:: Task ::
If a line of the records holds the word "порівняно", copy it out.
[Dataset records]
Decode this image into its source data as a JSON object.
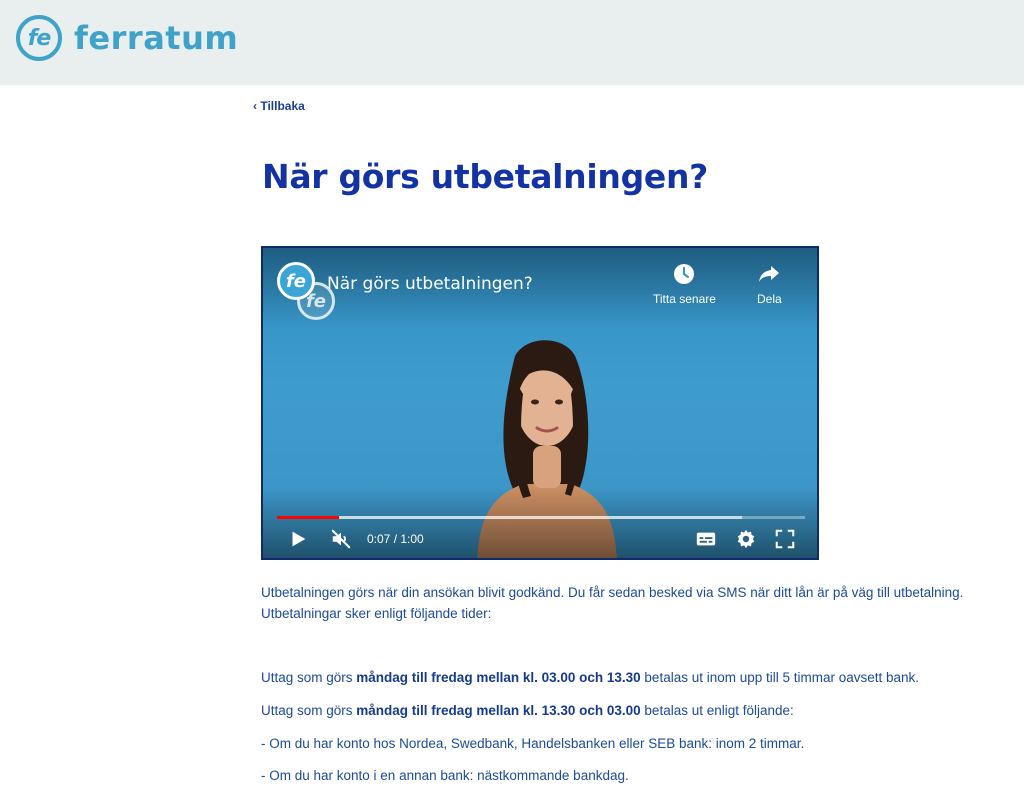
{
  "header": {
    "logo_mark": "fe",
    "logo_text": "ferratum"
  },
  "nav": {
    "back_label": "‹ Tillbaka"
  },
  "page": {
    "title": "När görs utbetalningen?"
  },
  "video": {
    "channel_logo": "fe",
    "title": "När görs utbetalningen?",
    "watch_later_label": "Titta senare",
    "share_label": "Dela",
    "time": "0:07 / 1:00",
    "progress_played_fraction": 0.117,
    "progress_buffered_fraction": 0.88,
    "muted": true,
    "icons": {
      "watch_later": "clock-icon",
      "share": "share-arrow-icon",
      "play": "play-icon",
      "mute": "muted-speaker-icon",
      "captions": "subtitles-icon",
      "settings": "gear-icon",
      "fullscreen": "fullscreen-icon"
    },
    "colors": {
      "background": "#3a96c8",
      "progress": "#ff0000"
    }
  },
  "content": {
    "intro": "Utbetalningen görs när din ansökan blivit godkänd. Du får sedan besked via SMS när ditt lån är på väg till utbetalning. Utbetalningar sker enligt följande tider:",
    "line1_pre": "Uttag som görs ",
    "line1_bold": "måndag till fredag mellan kl. 03.00 och 13.30",
    "line1_post": " betalas ut inom upp till 5 timmar oavsett bank.",
    "line2_pre": "Uttag som görs ",
    "line2_bold": "måndag till fredag mellan kl. 13.30 och 03.00",
    "line2_post": " betalas ut enligt följande:",
    "bullet1": "- Om du har konto hos Nordea, Swedbank, Handelsbanken eller SEB bank:  inom 2 timmar.",
    "bullet2": "- Om du har konto i en annan bank: nästkommande bankdag."
  },
  "colors": {
    "header_bg": "#e9eeee",
    "brand": "#3fa3c9",
    "title": "#1433a3",
    "text": "#1c4a9c"
  }
}
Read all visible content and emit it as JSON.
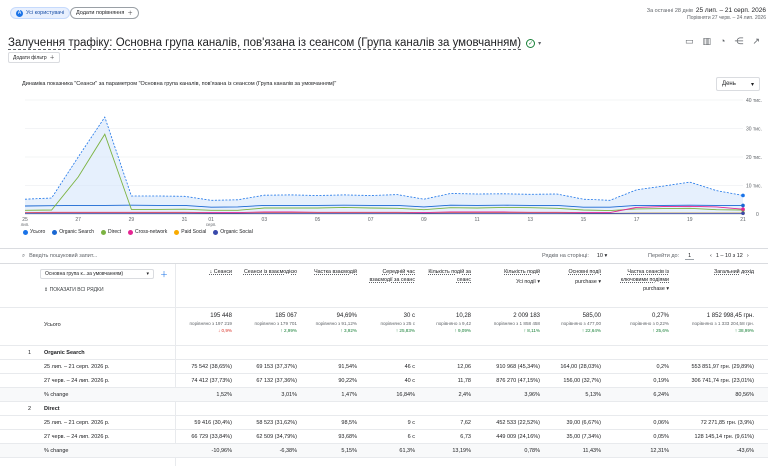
{
  "topbar": {
    "segment_label": "Усі користувачі",
    "compare_label": "Додати порівняння",
    "range_prefix": "За останні 28 днів",
    "range": "25 лип. – 21 серп. 2026",
    "compare_range": "Порівняти 27 черв. – 24 лип. 2026"
  },
  "report": {
    "title": "Залучення трафіку: Основна група каналів, пов'язана із сеансом (Група каналів за умовчанням)",
    "add_filter": "Додати фільтр"
  },
  "chart_data": {
    "type": "line",
    "title": "Динаміка показника \"Сеанси\" за параметром \"Основна група каналів, пов'язана із сеансом (Група каналів за умовчанням)\"",
    "granularity": "День",
    "x": [
      "25 лип.",
      "26",
      "27",
      "28",
      "29",
      "30",
      "31",
      "01 серп.",
      "02",
      "03",
      "04",
      "05",
      "06",
      "07",
      "08",
      "09",
      "10",
      "11",
      "12",
      "13",
      "14",
      "15",
      "16",
      "17",
      "18",
      "19",
      "20",
      "21"
    ],
    "x_tick_labels": [
      "25 лип.",
      "27",
      "29",
      "31",
      "01 серп.",
      "03",
      "05",
      "07",
      "09",
      "11",
      "13",
      "15",
      "17",
      "19",
      "21"
    ],
    "ylim": [
      0,
      40000
    ],
    "y_ticks": [
      "0",
      "10 тис.",
      "20 тис.",
      "30 тис.",
      "40 тис."
    ],
    "series": [
      {
        "name": "Усього",
        "color": "#1a73e8",
        "values": [
          5200,
          5600,
          20000,
          34000,
          6300,
          6300,
          6200,
          4800,
          5000,
          6600,
          6700,
          6500,
          6700,
          6500,
          6800,
          5200,
          7200,
          7000,
          7100,
          6900,
          7000,
          5200,
          4800,
          8500,
          9800,
          11200,
          8200,
          6500
        ]
      },
      {
        "name": "Organic Search",
        "color": "#1967d2",
        "values": [
          2800,
          2900,
          3000,
          3000,
          3100,
          3000,
          3000,
          2400,
          2500,
          3000,
          3000,
          3000,
          3100,
          3000,
          3000,
          2500,
          3100,
          3000,
          3100,
          3000,
          3000,
          2400,
          2400,
          3000,
          3000,
          3100,
          3000,
          3000
        ]
      },
      {
        "name": "Direct",
        "color": "#7cb342",
        "values": [
          1300,
          1400,
          13000,
          28000,
          1600,
          1600,
          1700,
          1300,
          1300,
          2100,
          2100,
          2100,
          2300,
          2100,
          2000,
          1500,
          2200,
          2100,
          2300,
          2200,
          2000,
          1400,
          1200,
          1800,
          1900,
          2000,
          1500,
          1400
        ]
      },
      {
        "name": "Cross-network",
        "color": "#e52592",
        "values": [
          500,
          600,
          600,
          600,
          600,
          600,
          600,
          500,
          500,
          700,
          700,
          600,
          600,
          600,
          600,
          500,
          700,
          700,
          700,
          600,
          600,
          500,
          500,
          2300,
          2600,
          2700,
          2500,
          1700
        ]
      },
      {
        "name": "Paid Social",
        "color": "#f9ab00",
        "values": [
          300,
          300,
          300,
          300,
          300,
          300,
          300,
          200,
          200,
          300,
          300,
          300,
          300,
          300,
          300,
          200,
          300,
          300,
          300,
          300,
          300,
          200,
          200,
          300,
          300,
          300,
          300,
          300
        ]
      },
      {
        "name": "Organic Social",
        "color": "#3949ab",
        "values": [
          250,
          250,
          250,
          250,
          250,
          250,
          250,
          200,
          200,
          250,
          250,
          250,
          250,
          250,
          250,
          200,
          250,
          250,
          250,
          250,
          250,
          200,
          200,
          250,
          250,
          250,
          250,
          250
        ]
      }
    ]
  },
  "table": {
    "search_placeholder": "Введіть пошуковий запит...",
    "rows_per_page_label": "Рядків на сторінці:",
    "rows_per_page": "10",
    "goto_label": "Перейти до:",
    "goto_value": "1",
    "pagination": "1 – 10 з 12",
    "dimension_select": "Основна група к...за умовчанням)",
    "show_rows": "ПОКАЗАТИ ВСІ РЯДКИ",
    "headers": [
      {
        "label": "Сеанси",
        "sub": ""
      },
      {
        "label": "Сеанси із взаємодією",
        "sub": ""
      },
      {
        "label": "Частка взаємодій",
        "sub": ""
      },
      {
        "label": "Середній час взаємодії за сеанс",
        "sub": ""
      },
      {
        "label": "Кількість подій за сеанс",
        "sub": ""
      },
      {
        "label": "Кількість подій",
        "sub": "Усі події"
      },
      {
        "label": "Основні події",
        "sub": "purchase"
      },
      {
        "label": "Частка сеансів із ключовими подіями",
        "sub": "purchase"
      },
      {
        "label": "Загальний дохід",
        "sub": ""
      }
    ],
    "totals": {
      "label": "Усього",
      "values": [
        "195 448",
        "185 067",
        "94,69%",
        "30 с",
        "10,28",
        "2 009 183",
        "585,00",
        "0,27%",
        "1 852 998,45 грн."
      ],
      "compare": [
        "порівняно з 197 219",
        "порівняно з 179 701",
        "порівняно з 91,12%",
        "порівняно з 25 с",
        "порівняно з 9,42",
        "порівняно з 1 858 458",
        "порівняно з 477,00",
        "порівняно з 0,22%",
        "порівняно з 1 333 204,58 грн."
      ],
      "changes": [
        "↓ 0,9%",
        "↑ 2,99%",
        "↑ 3,92%",
        "↑ 25,83%",
        "↑ 9,09%",
        "↑ 8,11%",
        "↑ 22,64%",
        "↑ 25,6%",
        "↑ 38,99%"
      ],
      "change_dirs": [
        "down",
        "up",
        "up",
        "up",
        "up",
        "up",
        "up",
        "up",
        "up"
      ]
    },
    "groups": [
      {
        "index": "1",
        "name": "Organic Search",
        "rows": [
          {
            "label": "25 лип. – 21 серп. 2026 р.",
            "values": [
              "75 542 (38,65%)",
              "69 153 (37,37%)",
              "91,54%",
              "46 с",
              "12,06",
              "910 968 (45,34%)",
              "164,00 (28,03%)",
              "0,2%",
              "553 851,97 грн. (29,89%)"
            ]
          },
          {
            "label": "27 черв. – 24 лип. 2026 р.",
            "values": [
              "74 412 (37,73%)",
              "67 132 (37,36%)",
              "90,22%",
              "40 с",
              "11,78",
              "876 270 (47,15%)",
              "156,00 (32,7%)",
              "0,19%",
              "306 741,74 грн. (23,01%)"
            ]
          },
          {
            "label": "% change",
            "values": [
              "1,52%",
              "3,01%",
              "1,47%",
              "16,84%",
              "2,4%",
              "3,96%",
              "5,13%",
              "6,24%",
              "80,56%"
            ]
          }
        ]
      },
      {
        "index": "2",
        "name": "Direct",
        "rows": [
          {
            "label": "25 лип. – 21 серп. 2026 р.",
            "values": [
              "59 416 (30,4%)",
              "58 523 (31,62%)",
              "98,5%",
              "9 с",
              "7,62",
              "452 533 (22,52%)",
              "39,00 (6,67%)",
              "0,06%",
              "72 271,85 грн. (3,9%)"
            ]
          },
          {
            "label": "27 черв. – 24 лип. 2026 р.",
            "values": [
              "66 729 (33,84%)",
              "62 509 (34,79%)",
              "93,68%",
              "6 с",
              "6,73",
              "449 009 (24,16%)",
              "35,00 (7,34%)",
              "0,05%",
              "128 145,14 грн. (9,61%)"
            ]
          },
          {
            "label": "% change",
            "values": [
              "-10,96%",
              "-6,38%",
              "5,15%",
              "61,3%",
              "13,19%",
              "0,78%",
              "11,43%",
              "12,31%",
              "-43,6%"
            ]
          }
        ]
      }
    ]
  }
}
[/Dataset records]
:: Solution for this task ::
        "порівняно з 197 219",
        "порівняно з 179 701",
        "порівняно з 91,12%",
        "порівняно з 25 с",
        "порівняно з 9,42",
        "порівняно з 1 858 458",
        "порівняно з 477,00",
        "порівняно з 0,22%",
        "порівняно з 1 333 204,58 грн."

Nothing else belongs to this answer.